Many of the original Fortran programs were developed and used as lecture demonstrations in distance education courses in Computational Fluid Dynamics and Heat Transfer taught through the Virginia Commonwealth Graduate Engineering Program.
Then as facilities became available, they were used in a similar mode for a number of years in a projector-equipped, local classroom. The development of the graphical-user-interfaces during the 1995-96 academic year as part of the UVA Teaching + Technology Initiative made them appropriate for student use as well, both on their own, or as we use them, in a scheduled “studio” session. Students attend two 50-minute-long, traditional classes a week, but also have a two-hour working session in one of our computer classrooms.
Originally Watcom Fortran 77 was used for the intense numerical computations and for generation of the color plots, while a tailored Visual Basic executable was used for the user interface. Later all modules were ported to Visual Basic 6, allowing for much more interactivity than in the past. Now in 2021 all modules are written in VB 2013 and have been installed and tested in the “cloud.”

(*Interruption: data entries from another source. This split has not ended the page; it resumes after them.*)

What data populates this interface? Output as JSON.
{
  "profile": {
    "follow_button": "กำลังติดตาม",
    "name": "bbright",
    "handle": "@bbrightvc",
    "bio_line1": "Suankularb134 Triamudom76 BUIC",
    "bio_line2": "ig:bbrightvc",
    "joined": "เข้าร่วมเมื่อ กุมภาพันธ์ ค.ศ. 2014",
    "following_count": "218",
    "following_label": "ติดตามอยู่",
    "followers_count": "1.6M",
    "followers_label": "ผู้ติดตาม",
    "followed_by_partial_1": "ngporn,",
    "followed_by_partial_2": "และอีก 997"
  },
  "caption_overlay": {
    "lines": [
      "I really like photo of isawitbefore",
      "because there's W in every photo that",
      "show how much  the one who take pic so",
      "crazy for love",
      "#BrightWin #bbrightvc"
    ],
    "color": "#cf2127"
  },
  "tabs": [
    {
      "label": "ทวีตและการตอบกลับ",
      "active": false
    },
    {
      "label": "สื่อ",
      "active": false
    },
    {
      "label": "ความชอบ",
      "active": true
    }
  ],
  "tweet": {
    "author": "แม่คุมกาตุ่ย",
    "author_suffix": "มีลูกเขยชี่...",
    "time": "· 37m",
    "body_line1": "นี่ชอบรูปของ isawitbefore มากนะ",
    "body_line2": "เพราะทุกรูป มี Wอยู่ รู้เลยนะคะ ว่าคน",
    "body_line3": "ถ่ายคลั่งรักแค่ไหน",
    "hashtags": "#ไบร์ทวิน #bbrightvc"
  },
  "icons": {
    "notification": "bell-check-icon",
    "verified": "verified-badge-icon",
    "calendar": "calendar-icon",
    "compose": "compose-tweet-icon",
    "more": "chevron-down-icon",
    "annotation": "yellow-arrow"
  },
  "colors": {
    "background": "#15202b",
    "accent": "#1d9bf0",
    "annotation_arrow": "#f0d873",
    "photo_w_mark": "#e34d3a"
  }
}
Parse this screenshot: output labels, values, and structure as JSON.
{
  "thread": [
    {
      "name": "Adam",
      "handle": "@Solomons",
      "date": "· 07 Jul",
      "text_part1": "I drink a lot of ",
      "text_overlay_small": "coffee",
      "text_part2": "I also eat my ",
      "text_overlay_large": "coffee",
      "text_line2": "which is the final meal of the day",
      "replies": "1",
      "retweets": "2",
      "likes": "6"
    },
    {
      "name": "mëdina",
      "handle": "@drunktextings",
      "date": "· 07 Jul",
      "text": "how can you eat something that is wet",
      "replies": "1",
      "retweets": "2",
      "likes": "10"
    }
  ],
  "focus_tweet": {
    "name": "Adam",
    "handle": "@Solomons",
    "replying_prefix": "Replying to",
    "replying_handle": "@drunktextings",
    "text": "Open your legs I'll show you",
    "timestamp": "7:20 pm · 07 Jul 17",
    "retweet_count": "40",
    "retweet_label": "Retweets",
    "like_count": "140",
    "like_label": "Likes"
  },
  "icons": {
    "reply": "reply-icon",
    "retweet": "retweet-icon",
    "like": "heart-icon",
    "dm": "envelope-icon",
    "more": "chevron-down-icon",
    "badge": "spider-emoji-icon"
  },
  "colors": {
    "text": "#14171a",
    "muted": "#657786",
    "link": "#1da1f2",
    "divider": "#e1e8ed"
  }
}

The development of the underlying computational routines, the user-interface, on-line help file, the supporting documentation, the student exercises, and in many cases a journal article is extremely time-consuming. Consequently the topics for modules were chosen with great care. Only fundamental subjects that cover at least ten pages in a typical textbook were selected. In several cases virtually all the concepts from a whole chapter in a graduate-level text can be illustrated using one module. In addition, several of the modules are sufficiently general that they may be used in a variety of related courses, both graduate and undergraduate, in mathematics, science and engineering.
A more detailed PowerPoint presentation detailing the evolution of this software and its application in instruction may be downloaded here.
Ribando, R.J., Heat Transfer Tools, McGraw-Hill, NY, 2002.
Ribando, R.J., Richards, L.G., and O’Leary,G.W., “A “Hands-On” Approach to Teaching Undergraduate Heat Transfer,” Symposium on Mechanical Engineering Education, Paper IMECE2004-61165, ASME IMECE ’04, Anaheim, CA, Nov. 14-19, 2004.
Ribando, R.J., Scott, T.C., Richards, L.G. and O’Leary, G.W., “Using Software with Visualization to Teach Heat Transfer Concepts,” Paper # 2002-1536, Proceedings of the ASEE Annual Conference and Exposition, Montreal, Canada, June 16-19,2002.
Ribando, R.J., Scott, T.C., and O’Leary, G.W., “Application of the Studio Model to Teaching Heat Transfer,” Proceedings of the 2001 American Society for Engineering Education Annual Conference & Exposition, Albuquerque, NM.
Ribando, R.J., Scott, T.C. and O’Leary, G.W., “Teaching Heat Transfer in a Studio Mode,” Session on Energy Systems Education, 1999 ASME IMECE, Nashville, TN, HTD – Vol. 364-4, Edited by L.C.Witte, Nov. 1999, pp. 397-407.
Ribando, R.J., “Teaching Modules for Heat Transfer,” Workshop on Advanced Technology for Engineering Education, Feb. 24-25, 1998, Peninsula Graduate Center, Hampton, VA. NASA/CP-1998-208442, Edited by A.K.Noor and J.B.Malone, pp. 239-259.
Ribando, R.J. and O’Leary, G.W., “Teaching Modules for Heat Transfer,” ASME Proceedings of the 32nd National Heat Transfer Conference, HTD-Vol.344, Volume 6, Innovations in Heat Transfer Education, pp. 75-82, August 1997.